If A-Rod somehow pulls a Ryan Braun and beats the system, the Yankees pipe dreams of ever getting rid of the remaining $80-plus million left on his contract will be gone forever. While he may be serviceable for the next year or two, his declining production will be even more of an eyesore in a couple of years when the 40-year-old will be bringing in $20 million a season for no All-Star production.
At this point, signing former third baseman, and soon-to-be-free agent Michael Young (now a Dodger) to an offseason deal might be the best bet.
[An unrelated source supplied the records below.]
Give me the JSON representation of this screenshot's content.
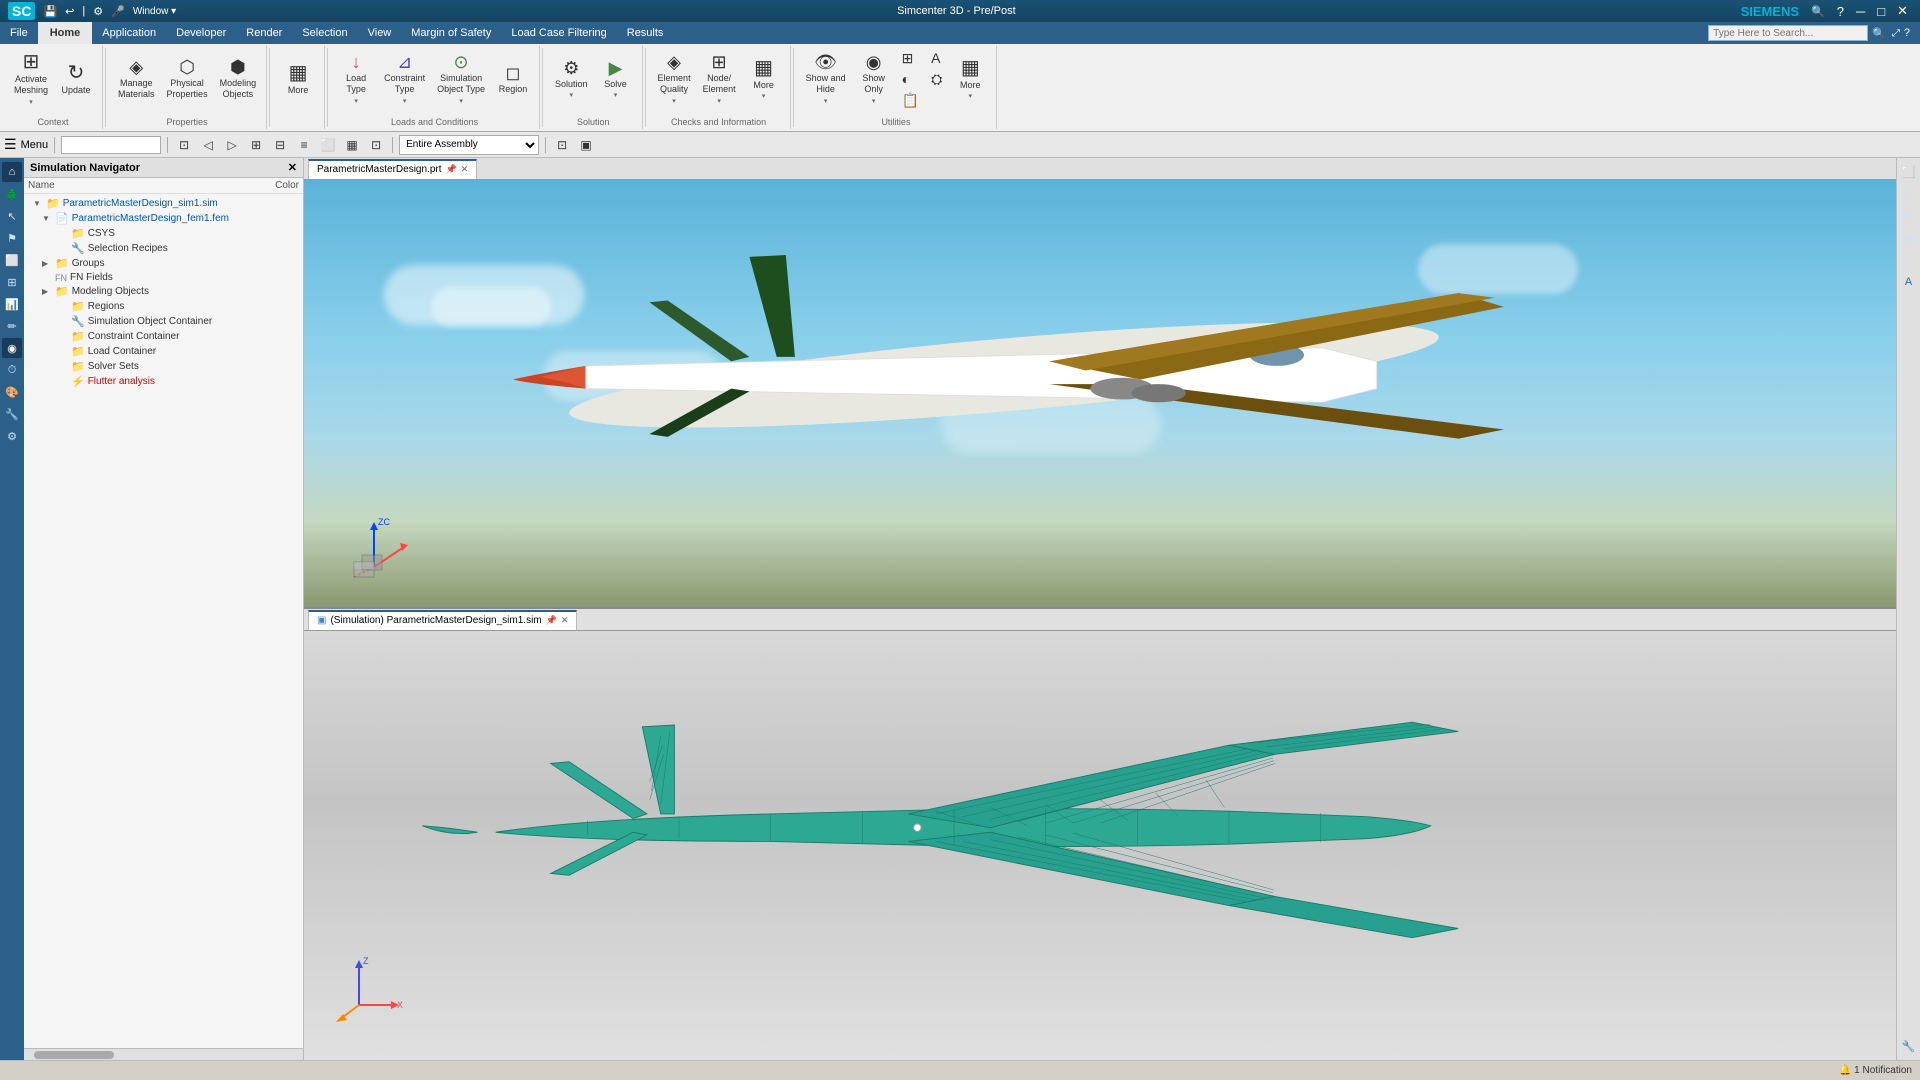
{
  "titleBar": {
    "appIcon": "SC",
    "title": "Simcenter 3D - Pre/Post",
    "brand": "SIEMENS",
    "windowControls": [
      "─",
      "□",
      "✕"
    ]
  },
  "menuBar": {
    "items": [
      "File",
      "Home",
      "Application",
      "Developer",
      "Render",
      "Selection",
      "View",
      "Margin of Safety",
      "Load Case Filtering",
      "Results"
    ],
    "activeItem": "Home",
    "searchPlaceholder": "Type Here to Search..."
  },
  "ribbon": {
    "groups": [
      {
        "id": "context",
        "label": "Context",
        "buttons": [
          {
            "id": "activate-meshing",
            "icon": "⊞",
            "label": "Activate\nMeshing",
            "hasDropdown": true
          },
          {
            "id": "update",
            "icon": "↻",
            "label": "Update"
          }
        ]
      },
      {
        "id": "properties",
        "label": "Properties",
        "buttons": [
          {
            "id": "manage-materials",
            "icon": "◈",
            "label": "Manage\nMaterials"
          },
          {
            "id": "physical-properties",
            "icon": "⬡",
            "label": "Physical\nProperties"
          },
          {
            "id": "modeling-objects",
            "icon": "⬢",
            "label": "Modeling\nObjects"
          }
        ]
      },
      {
        "id": "more-context",
        "label": "",
        "buttons": [
          {
            "id": "more",
            "icon": "▦",
            "label": "More"
          }
        ]
      },
      {
        "id": "loads-conditions",
        "label": "Loads and Conditions",
        "buttons": [
          {
            "id": "load-type",
            "icon": "↓",
            "label": "Load\nType",
            "hasDropdown": true
          },
          {
            "id": "constraint-type",
            "icon": "⊿",
            "label": "Constraint\nType",
            "hasDropdown": true
          },
          {
            "id": "simulation-object-type",
            "icon": "⊙",
            "label": "Simulation\nObject Type",
            "hasDropdown": true
          },
          {
            "id": "region",
            "icon": "◻",
            "label": "Region"
          }
        ]
      },
      {
        "id": "solution",
        "label": "Solution",
        "buttons": [
          {
            "id": "solution",
            "icon": "⚙",
            "label": "Solution",
            "hasDropdown": true
          },
          {
            "id": "solve",
            "icon": "▶",
            "label": "Solve",
            "hasDropdown": true
          }
        ]
      },
      {
        "id": "checks",
        "label": "Checks and Information",
        "buttons": [
          {
            "id": "element-quality",
            "icon": "◈",
            "label": "Element\nQuality",
            "hasDropdown": true
          },
          {
            "id": "node-element",
            "icon": "⊞",
            "label": "Node/\nElement",
            "hasDropdown": true
          },
          {
            "id": "more-checks",
            "icon": "▦",
            "label": "More",
            "hasDropdown": true
          }
        ]
      },
      {
        "id": "utilities",
        "label": "Utilities",
        "buttons": [
          {
            "id": "show-hide",
            "icon": "👁",
            "label": "Show and\nHide",
            "hasDropdown": true
          },
          {
            "id": "show-only",
            "icon": "◉",
            "label": "Show\nOnly",
            "hasDropdown": true
          },
          {
            "id": "more-util1",
            "icon": "⊞",
            "label": ""
          },
          {
            "id": "more-util2",
            "icon": "📋",
            "label": ""
          },
          {
            "id": "more-util3",
            "icon": "A",
            "label": ""
          },
          {
            "id": "more-utilities",
            "icon": "▦",
            "label": "More",
            "hasDropdown": true
          }
        ]
      }
    ]
  },
  "toolbar2": {
    "menuLabel": "Menu",
    "filterPlaceholder": "",
    "assemblySelect": "Entire Assembly",
    "iconButtons": [
      "◁",
      "▷",
      "⊞",
      "⊟",
      "≡",
      "⬜",
      "▦",
      "⊡",
      "▣"
    ],
    "rightIcons": [
      "◉",
      "⊡"
    ]
  },
  "navigatorPanel": {
    "title": "Simulation Navigator",
    "columns": [
      "Name",
      "Color"
    ],
    "treeItems": [
      {
        "id": "root",
        "indent": 0,
        "expand": "▼",
        "icon": "📁",
        "text": "ParametricMasterDesign_sim1.sim",
        "color": "blue",
        "level": 0
      },
      {
        "id": "fem",
        "indent": 1,
        "expand": "▼",
        "icon": "📄",
        "text": "ParametricMasterDesign_fem1.fem",
        "color": "blue",
        "level": 1
      },
      {
        "id": "csys",
        "indent": 2,
        "expand": "",
        "icon": "📁",
        "text": "CSYS",
        "color": "normal",
        "level": 2
      },
      {
        "id": "selection-recipes",
        "indent": 2,
        "expand": "",
        "icon": "🔧",
        "text": "Selection Recipes",
        "color": "normal",
        "level": 2
      },
      {
        "id": "groups",
        "indent": 1,
        "expand": "▶",
        "icon": "📁",
        "text": "Groups",
        "color": "normal",
        "level": 1
      },
      {
        "id": "fn-fields",
        "indent": 1,
        "expand": "",
        "icon": "⊞",
        "text": "FN Fields",
        "color": "normal",
        "level": 1
      },
      {
        "id": "modeling-objects",
        "indent": 1,
        "expand": "▶",
        "icon": "📁",
        "text": "Modeling Objects",
        "color": "normal",
        "level": 1
      },
      {
        "id": "regions",
        "indent": 2,
        "expand": "",
        "icon": "📁",
        "text": "Regions",
        "color": "normal",
        "level": 2
      },
      {
        "id": "sim-object-container",
        "indent": 2,
        "expand": "",
        "icon": "🔧",
        "text": "Simulation Object Container",
        "color": "normal",
        "level": 2
      },
      {
        "id": "constraint-container",
        "indent": 2,
        "expand": "",
        "icon": "📁",
        "text": "Constraint Container",
        "color": "normal",
        "level": 2
      },
      {
        "id": "load-container",
        "indent": 2,
        "expand": "",
        "icon": "📁",
        "text": "Load Container",
        "color": "normal",
        "level": 2
      },
      {
        "id": "solver-sets",
        "indent": 2,
        "expand": "",
        "icon": "📁",
        "text": "Solver Sets",
        "color": "normal",
        "level": 2
      },
      {
        "id": "flutter-analysis",
        "indent": 2,
        "expand": "",
        "icon": "⚡",
        "text": "Flutter analysis",
        "color": "red",
        "level": 2
      }
    ]
  },
  "viewportTop": {
    "tabLabel": "ParametricMasterDesign.prt",
    "hasClose": true,
    "hasPin": true
  },
  "viewportBottom": {
    "tabLabel": "(Simulation) ParametricMasterDesign_sim1.sim",
    "hasClose": true,
    "hasPin": true
  },
  "statusBar": {
    "notification": "🔔 1 Notification"
  }
}
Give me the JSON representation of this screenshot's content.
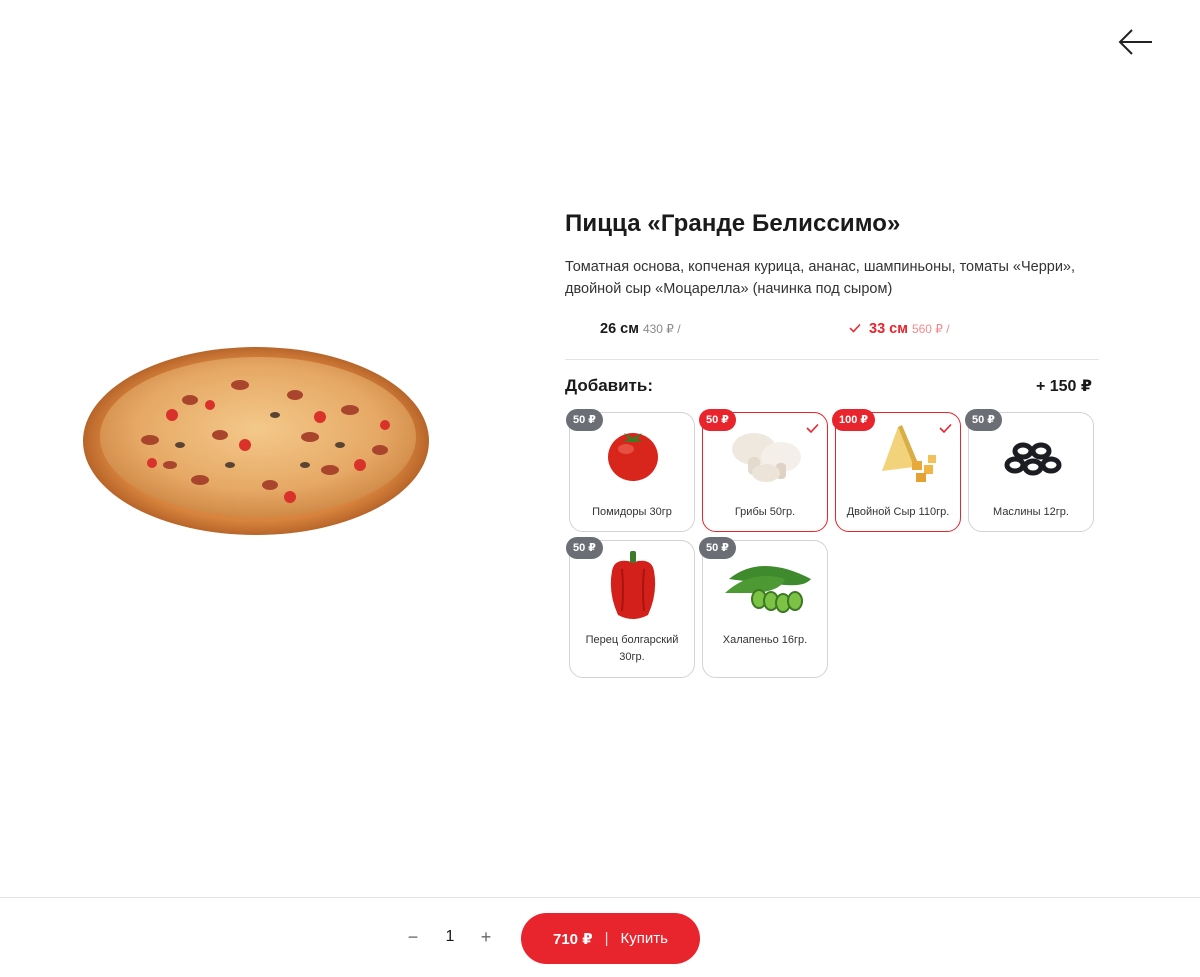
{
  "product": {
    "title": "Пицца «Гранде Белиссимо»",
    "description": "Томатная основа, копченая курица, ананас, шампиньоны, томаты «Черри», двойной сыр «Моцарелла» (начинка под сыром)"
  },
  "sizes": [
    {
      "label": "26 см",
      "price": "430 ₽ /",
      "selected": false
    },
    {
      "label": "33 см",
      "price": "560 ₽ /",
      "selected": true
    }
  ],
  "addons": {
    "title": "Добавить:",
    "total": "+ 150 ₽",
    "items": [
      {
        "price": "50 ₽",
        "name": "Помидоры 30гр",
        "selected": false,
        "icon": "tomato-icon"
      },
      {
        "price": "50 ₽",
        "name": "Грибы 50гр.",
        "selected": true,
        "icon": "mushroom-icon"
      },
      {
        "price": "100 ₽",
        "name": "Двойной Сыр 110гр.",
        "selected": true,
        "icon": "cheese-icon"
      },
      {
        "price": "50 ₽",
        "name": "Маслины 12гр.",
        "selected": false,
        "icon": "olives-icon"
      },
      {
        "price": "50 ₽",
        "name": "Перец болгарский 30гр.",
        "selected": false,
        "icon": "bell-pepper-icon"
      },
      {
        "price": "50 ₽",
        "name": "Халапеньо 16гр.",
        "selected": false,
        "icon": "jalapeno-icon"
      }
    ]
  },
  "cart": {
    "minus": "−",
    "quantity": "1",
    "plus": "+",
    "price": "710 ₽",
    "separator": "|",
    "buy_label": "Купить"
  },
  "colors": {
    "accent": "#e8242c",
    "badge_gray": "#6b6f75",
    "border": "#d3d3d3"
  }
}
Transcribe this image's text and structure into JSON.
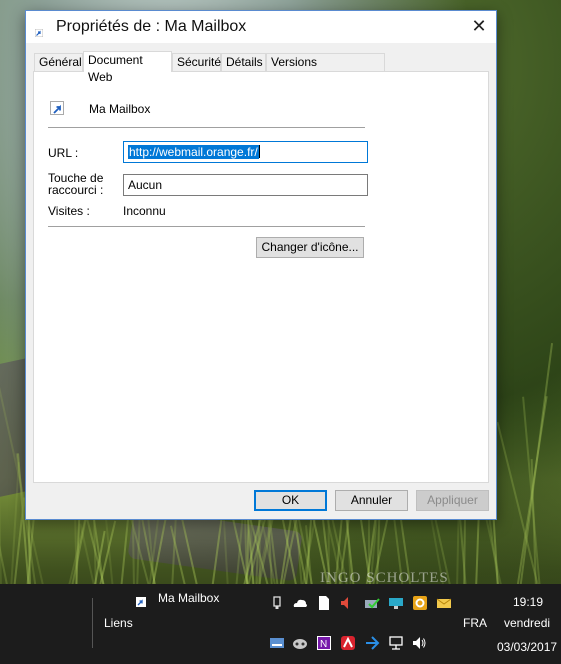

Young, now 36, would most likely take a one-year deal because of his advanced age, which is a better bet than Youkilis’s injury problems.
4. Starting rotation question marks
The all-important starting rotation loses Andy Pettitte to retirement though, unlike at third base, the Yankees have some in-house options.
Ivan Nova, now 26, has performed well (9-5, 3.13 ERA in 19 starts) and should be counted on for next year. In addition, prized arm Michael Pineda (acquired in the 2012 Jesus Montero deal) has also performed well in the minors after his shoulder injury last year. The 24-year-old has a 3.32 ERA in 10 starts at three different levels and should get a long look at the rotation for next season.
Nova, Pineda, and Sabathia, along with Hiroki Kuroda, who should come back on another one-year deal, give the Yankees a nice one-through-four in the rotation.
To fill out the rotation, the new Yankees regime should open the checkbooks and sign the top free agent starter, Ervin Santana, of Kansas City. Though it will probably take $50 million–$60 million to sign him, Santana has looked like his old self this season (9–10, 3.24 ERA in 32 starts.) More importantly it will show some goodwill to the fans who are used to an unlimited free-agent checkbook.